WHAT TO DO —
Nothing in the records may be dropped. Retype them all exactly.

[SUPPLIED DATA]

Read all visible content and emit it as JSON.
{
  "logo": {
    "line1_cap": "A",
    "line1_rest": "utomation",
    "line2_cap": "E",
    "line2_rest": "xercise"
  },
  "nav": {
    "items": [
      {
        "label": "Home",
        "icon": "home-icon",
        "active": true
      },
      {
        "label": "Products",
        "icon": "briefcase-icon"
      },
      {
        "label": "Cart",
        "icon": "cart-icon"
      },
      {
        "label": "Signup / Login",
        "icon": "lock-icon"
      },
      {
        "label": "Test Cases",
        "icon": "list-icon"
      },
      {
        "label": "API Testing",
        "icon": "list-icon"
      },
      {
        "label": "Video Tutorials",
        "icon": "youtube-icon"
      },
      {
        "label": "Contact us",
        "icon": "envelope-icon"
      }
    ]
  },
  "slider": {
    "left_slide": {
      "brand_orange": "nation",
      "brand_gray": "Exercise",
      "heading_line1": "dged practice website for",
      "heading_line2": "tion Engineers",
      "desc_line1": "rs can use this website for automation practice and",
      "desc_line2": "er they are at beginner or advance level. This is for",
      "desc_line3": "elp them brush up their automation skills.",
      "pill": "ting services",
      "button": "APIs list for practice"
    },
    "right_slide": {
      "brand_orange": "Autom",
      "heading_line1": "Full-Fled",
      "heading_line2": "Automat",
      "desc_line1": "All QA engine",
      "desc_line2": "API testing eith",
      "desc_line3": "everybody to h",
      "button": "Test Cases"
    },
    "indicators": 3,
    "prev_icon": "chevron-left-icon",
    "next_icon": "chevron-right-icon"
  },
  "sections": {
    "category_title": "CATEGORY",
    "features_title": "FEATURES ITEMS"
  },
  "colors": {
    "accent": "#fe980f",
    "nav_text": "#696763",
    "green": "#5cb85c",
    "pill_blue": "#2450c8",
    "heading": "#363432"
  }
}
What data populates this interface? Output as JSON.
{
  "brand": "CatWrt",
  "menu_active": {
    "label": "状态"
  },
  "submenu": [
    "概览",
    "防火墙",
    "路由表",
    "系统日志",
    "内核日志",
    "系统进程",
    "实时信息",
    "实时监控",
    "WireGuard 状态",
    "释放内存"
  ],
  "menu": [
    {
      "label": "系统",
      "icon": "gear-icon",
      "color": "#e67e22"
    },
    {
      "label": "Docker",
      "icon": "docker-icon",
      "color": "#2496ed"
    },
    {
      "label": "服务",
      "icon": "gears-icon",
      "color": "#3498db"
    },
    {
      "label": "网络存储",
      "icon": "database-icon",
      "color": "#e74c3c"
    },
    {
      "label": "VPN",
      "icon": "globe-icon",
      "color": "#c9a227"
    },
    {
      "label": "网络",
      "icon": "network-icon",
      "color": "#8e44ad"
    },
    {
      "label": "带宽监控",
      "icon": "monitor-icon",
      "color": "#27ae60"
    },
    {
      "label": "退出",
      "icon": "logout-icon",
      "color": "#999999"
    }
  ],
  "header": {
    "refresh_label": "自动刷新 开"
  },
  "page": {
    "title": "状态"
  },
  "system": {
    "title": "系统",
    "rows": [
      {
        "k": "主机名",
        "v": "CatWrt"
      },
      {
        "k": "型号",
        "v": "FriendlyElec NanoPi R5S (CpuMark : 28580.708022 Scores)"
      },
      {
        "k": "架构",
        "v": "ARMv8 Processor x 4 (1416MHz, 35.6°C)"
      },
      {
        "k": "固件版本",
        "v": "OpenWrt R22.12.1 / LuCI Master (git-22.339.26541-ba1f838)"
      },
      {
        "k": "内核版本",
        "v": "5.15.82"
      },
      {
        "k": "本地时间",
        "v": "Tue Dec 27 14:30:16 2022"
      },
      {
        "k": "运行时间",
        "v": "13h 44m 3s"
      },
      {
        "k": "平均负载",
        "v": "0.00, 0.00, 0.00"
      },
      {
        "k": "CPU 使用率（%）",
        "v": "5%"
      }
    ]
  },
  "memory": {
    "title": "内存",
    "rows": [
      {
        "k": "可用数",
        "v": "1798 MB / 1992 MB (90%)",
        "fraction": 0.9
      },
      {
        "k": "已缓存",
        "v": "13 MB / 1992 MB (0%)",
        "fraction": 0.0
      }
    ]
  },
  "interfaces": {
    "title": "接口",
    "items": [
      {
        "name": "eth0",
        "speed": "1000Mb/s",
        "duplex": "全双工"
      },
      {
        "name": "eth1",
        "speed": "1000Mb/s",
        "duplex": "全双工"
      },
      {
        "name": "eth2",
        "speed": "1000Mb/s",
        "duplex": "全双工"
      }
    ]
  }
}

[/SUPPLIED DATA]

YOUR RESPONSE —
Read all visible content and emit it as JSON.
{
  "logo": {
    "line1_cap": "A",
    "line1_rest": "utomation",
    "line2_cap": "E",
    "line2_rest": "xercise"
  },
  "nav": {
    "items": [
      {
        "label": "Home",
        "icon": "home-icon",
        "active": true
      },
      {
        "label": "Products",
        "icon": "briefcase-icon"
      },
      {
        "label": "Cart",
        "icon": "cart-icon"
      },
      {
        "label": "Signup / Login",
        "icon": "lock-icon"
      },
      {
        "label": "Test Cases",
        "icon": "list-icon"
      },
      {
        "label": "API Testing",
        "icon": "list-icon"
      },
      {
        "label": "Video Tutorials",
        "icon": "youtube-icon"
      },
      {
        "label": "Contact us",
        "icon": "envelope-icon"
      }
    ]
  },
  "slider": {
    "left_slide": {
      "brand_orange": "nation",
      "brand_gray": "Exercise",
      "heading_line1": "dged practice website for",
      "heading_line2": "tion Engineers",
      "desc_line1": "rs can use this website for automation practice and",
      "desc_line2": "er they are at beginner or advance level. This is for",
      "desc_line3": "elp them brush up their automation skills.",
      "pill": "ting services",
      "button": "APIs list for practice"
    },
    "right_slide": {
      "brand_orange": "Autom",
      "heading_line1": "Full-Fled",
      "heading_line2": "Automat",
      "desc_line1": "All QA engine",
      "desc_line2": "API testing eith",
      "desc_line3": "everybody to h",
      "button": "Test Cases"
    },
    "indicators": 3,
    "prev_icon": "chevron-left-icon",
    "next_icon": "chevron-right-icon"
  },
  "sections": {
    "category_title": "CATEGORY",
    "features_title": "FEATURES ITEMS"
  },
  "colors": {
    "accent": "#fe980f",
    "nav_text": "#696763",
    "green": "#5cb85c",
    "pill_blue": "#2450c8",
    "heading": "#363432"
  }
}
What data populates this interface? Output as JSON.
{
  "brand": "CatWrt",
  "menu_active": {
    "label": "状态"
  },
  "submenu": [
    "概览",
    "防火墙",
    "路由表",
    "系统日志",
    "内核日志",
    "系统进程",
    "实时信息",
    "实时监控",
    "WireGuard 状态",
    "释放内存"
  ],
  "menu": [
    {
      "label": "系统",
      "icon": "gear-icon",
      "color": "#e67e22"
    },
    {
      "label": "Docker",
      "icon": "docker-icon",
      "color": "#2496ed"
    },
    {
      "label": "服务",
      "icon": "gears-icon",
      "color": "#3498db"
    },
    {
      "label": "网络存储",
      "icon": "database-icon",
      "color": "#e74c3c"
    },
    {
      "label": "VPN",
      "icon": "globe-icon",
      "color": "#c9a227"
    },
    {
      "label": "网络",
      "icon": "network-icon",
      "color": "#8e44ad"
    },
    {
      "label": "带宽监控",
      "icon": "monitor-icon",
      "color": "#27ae60"
    },
    {
      "label": "退出",
      "icon": "logout-icon",
      "color": "#999999"
    }
  ],
  "header": {
    "refresh_label": "自动刷新 开"
  },
  "page": {
    "title": "状态"
  },
  "system": {
    "title": "系统",
    "rows": [
      {
        "k": "主机名",
        "v": "CatWrt"
      },
      {
        "k": "型号",
        "v": "FriendlyElec NanoPi R5S (CpuMark : 28580.708022 Scores)"
      },
      {
        "k": "架构",
        "v": "ARMv8 Processor x 4 (1416MHz, 35.6°C)"
      },
      {
        "k": "固件版本",
        "v": "OpenWrt R22.12.1 / LuCI Master (git-22.339.26541-ba1f838)"
      },
      {
        "k": "内核版本",
        "v": "5.15.82"
      },
      {
        "k": "本地时间",
        "v": "Tue Dec 27 14:30:16 2022"
      },
      {
        "k": "运行时间",
        "v": "13h 44m 3s"
      },
      {
        "k": "平均负载",
        "v": "0.00, 0.00, 0.00"
      },
      {
        "k": "CPU 使用率（%）",
        "v": "5%"
      }
    ]
  },
  "memory": {
    "title": "内存",
    "rows": [
      {
        "k": "可用数",
        "v": "1798 MB / 1992 MB (90%)",
        "fraction": 0.9
      },
      {
        "k": "已缓存",
        "v": "13 MB / 1992 MB (0%)",
        "fraction": 0.0
      }
    ]
  },
  "interfaces": {
    "title": "接口",
    "items": [
      {
        "name": "eth0",
        "speed": "1000Mb/s",
        "duplex": "全双工"
      },
      {
        "name": "eth1",
        "speed": "1000Mb/s",
        "duplex": "全双工"
      },
      {
        "name": "eth2",
        "speed": "1000Mb/s",
        "duplex": "全双工"
      }
    ]
  }
}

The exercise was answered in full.